Types of Developmental Delays in Children: A Comprehensive Guide

Developmental delays in children can impact various aspects of their growth and abilities. These delays can affect their physical, cognitive, communication, social, emotional, or behavioral skills. Pediatric specialists at Hassenfeld Children’s Hospital at NYU Langone have identified several types of developmental delays that children may experience. It is important to note that these delays can manifest in multiple areas simultaneously, leading to what is known as global developmental delay. While some developmental delays have identifiable causes, many children have delays without a clear reason. In this article, we will explore the different types of developmental delays and their potential causes.

Cognitive Delays

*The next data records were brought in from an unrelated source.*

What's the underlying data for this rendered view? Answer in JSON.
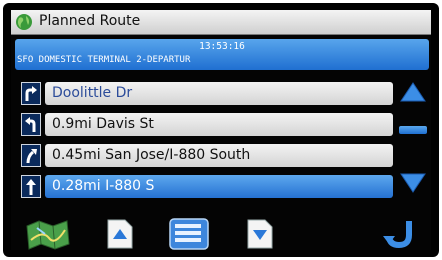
{
  "app": {
    "title": "Planned Route"
  },
  "info": {
    "time": "13:53:16",
    "destination": "SFO DOMESTIC TERMINAL 2-DEPARTUR"
  },
  "route": [
    {
      "text": "Doolittle Dr",
      "turn_icon": "turn-right-icon",
      "selected": false
    },
    {
      "text": "0.9mi Davis St",
      "turn_icon": "turn-left-icon",
      "selected": false
    },
    {
      "text": "0.45mi San Jose/I-880 South",
      "turn_icon": "bear-right-icon",
      "selected": false
    },
    {
      "text": "0.28mi I-880 S",
      "turn_icon": "straight-icon",
      "selected": true
    }
  ],
  "colors": {
    "accent": "#2a78d8",
    "accent_light": "#5aa8ee",
    "background": "#040404",
    "row": "#e2e2e2"
  }
}
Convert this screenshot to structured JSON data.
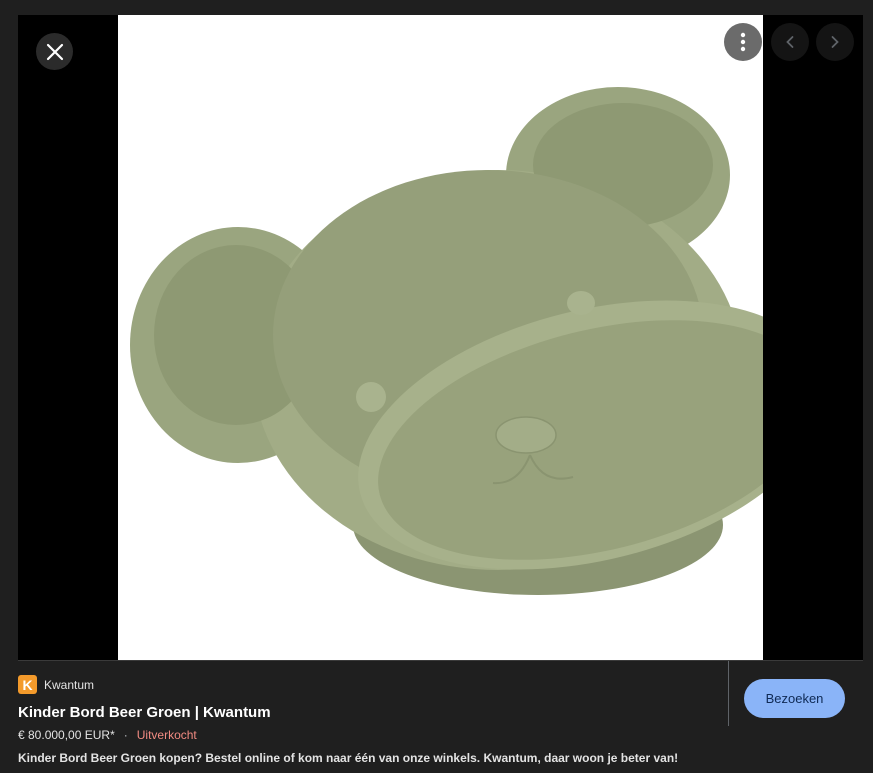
{
  "viewer": {
    "close_icon": "close-icon",
    "more_icon": "more-vert-icon",
    "prev_icon": "chevron-left-icon",
    "next_icon": "chevron-right-icon",
    "image_subject": "green silicone bear-shaped divided plate"
  },
  "result": {
    "source_logo_letter": "K",
    "source_name": "Kwantum",
    "title": "Kinder Bord Beer Groen | Kwantum",
    "price": "€ 80.000,00 EUR*",
    "separator": "·",
    "stock_status": "Uitverkocht",
    "description": "Kinder Bord Beer Groen kopen? Bestel online of kom naar één van onze winkels. Kwantum, daar woon je beter van!",
    "visit_label": "Bezoeken"
  },
  "colors": {
    "background": "#1f1f1f",
    "viewer_bg": "#000000",
    "accent_button": "#8ab4f8",
    "stock_red": "#f28b82",
    "logo_orange": "#f39a2b",
    "plate_green": "#a5af8a"
  }
}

Cognitive delays refer to impairments in a child’s intellectual functioning, which can interfere with their awareness and cause learning difficulties. These delays are often noticeable once a child starts school. Children with cognitive delays may also experience challenges in communication and social interaction. Various factors can contribute to cognitive delays, including brain injuries caused by infections like meningitis, which can lead to swelling in the brain (known as encephalitis). Other possible causes include shaken baby syndrome, seizure disorders, and chromosomal disorders such as Down syndrome. However, in many cases, the exact cause of cognitive delays remains unknown.

Motor Delays

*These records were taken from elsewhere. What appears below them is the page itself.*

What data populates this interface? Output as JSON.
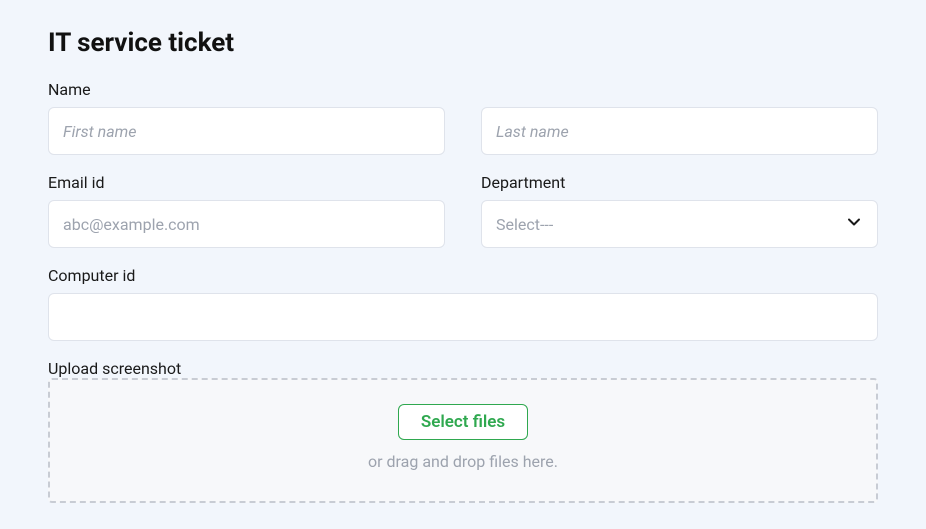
{
  "title": "IT service ticket",
  "fields": {
    "name": {
      "label": "Name",
      "first_placeholder": "First name",
      "last_placeholder": "Last name"
    },
    "email": {
      "label": "Email id",
      "placeholder": "abc@example.com"
    },
    "department": {
      "label": "Department",
      "placeholder": "Select---"
    },
    "computer_id": {
      "label": "Computer id"
    },
    "upload": {
      "label": "Upload screenshot",
      "button": "Select files",
      "hint": "or drag and drop files here."
    }
  }
}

Types of Developmental Delay - JLD Therapy

Motor delays affect a child’s ability to coordinate their large muscle groups (gross motor skills) and smaller muscles (fine motor skills). Infants with gross motor delays may struggle with rolling over or crawling, while older children might appear clumsy or have difficulty with tasks like walking up and down stairs. Fine motor delays can manifest as difficulty holding small objects or performing tasks like tying shoes or brushing teeth. Genetic conditions like achondroplasia, which causes limb shortening, and muscle-related disorders such as cerebral palsy or muscular dystrophy can contribute to motor delays. Structural problems, such as limb length discrepancies, can also be a factor.

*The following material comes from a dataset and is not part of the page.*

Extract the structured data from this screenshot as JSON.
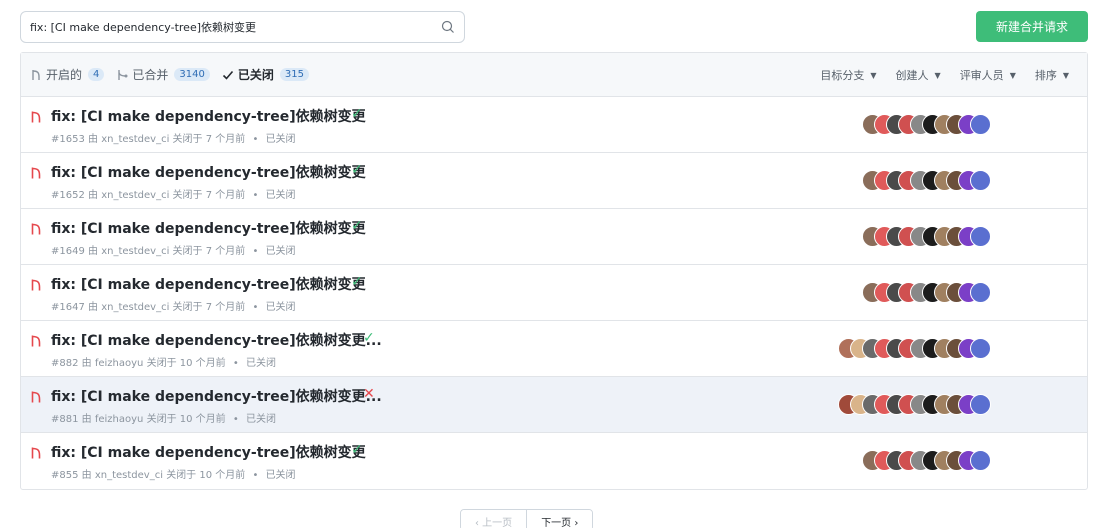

Social, Emotional, and Behavioral Delays

Children with developmental delays often experience challenges in social, emotional, and behavioral domains. This includes children with neurobehavioral disorders like autism spectrum disorder and attention deficit hyperactivity disorder (ADHD). Due to differences in brain development, these children may process information and react differently to their environment compared to their peers. These delays can affect a child’s learning abilities, communication skills, and interactions with others. Social and emotional difficulties are common among children with developmental delays, including issues with understanding social cues, initiating communication, and engaging in two-way conversations. Additionally, they may struggle with frustration and have difficulty coping with change. Prolonged tantrums and delayed calming down can indicate the need for additional support in modifying their environment or learning coping skills.

Speech Delays

Speech delays encompass various types of language disorders that affect a child’s ability to understand and express words and concepts. Receptive language disorders make it challenging for children to comprehend colors, body parts, or shapes, while expressive language disorders result in a reduced vocabulary and difficulty constructing complex sentences. Some children may experience a combination of receptive and expressive delays. Speech production disorders, on the other hand, occur when oral motor problems, such as weakness in the mouth muscles or difficulties with tongue and jaw movements, hinder speech production. Physiological causes like brain damage, genetic syndromes, or hearing loss can contribute to speech delays, as can environmental factors like a lack of stimulation. However, in many cases, the exact cause of a child’s speech delay remains unknown.

Identifying and Addressing Developmental Delays

The Four Major Types of Developmental Delays Explained | WonderBaby.org

Recognizing developmental delays is crucial for early intervention and appropriate support. Parents and caregivers play a vital role in observing their child’s development and seeking professional guidance if delays are suspected. Pediatricians and developmental specialists can conduct comprehensive assessments to identify the specific areas of delay and formulate targeted interventions. Early intervention programs, therapy, and individualized education plans can help children with developmental delays reach their full potential.


Understanding the different types of developmental delays in children is essential for parents, caregivers, and healthcare professionals. Cognitive, motor, social, emotional, and speech delays can significantly impact a child’s overall development and well-being. While some causes of these delays can be identified, many cases remain unknown. Timely recognition and intervention are key to supporting children with developmental delays and helping them thrive. By working closely with healthcare providers and implementing appropriate strategies, children with developmental delays can overcome challenges and reach their developmental milestones.

Leave a Comment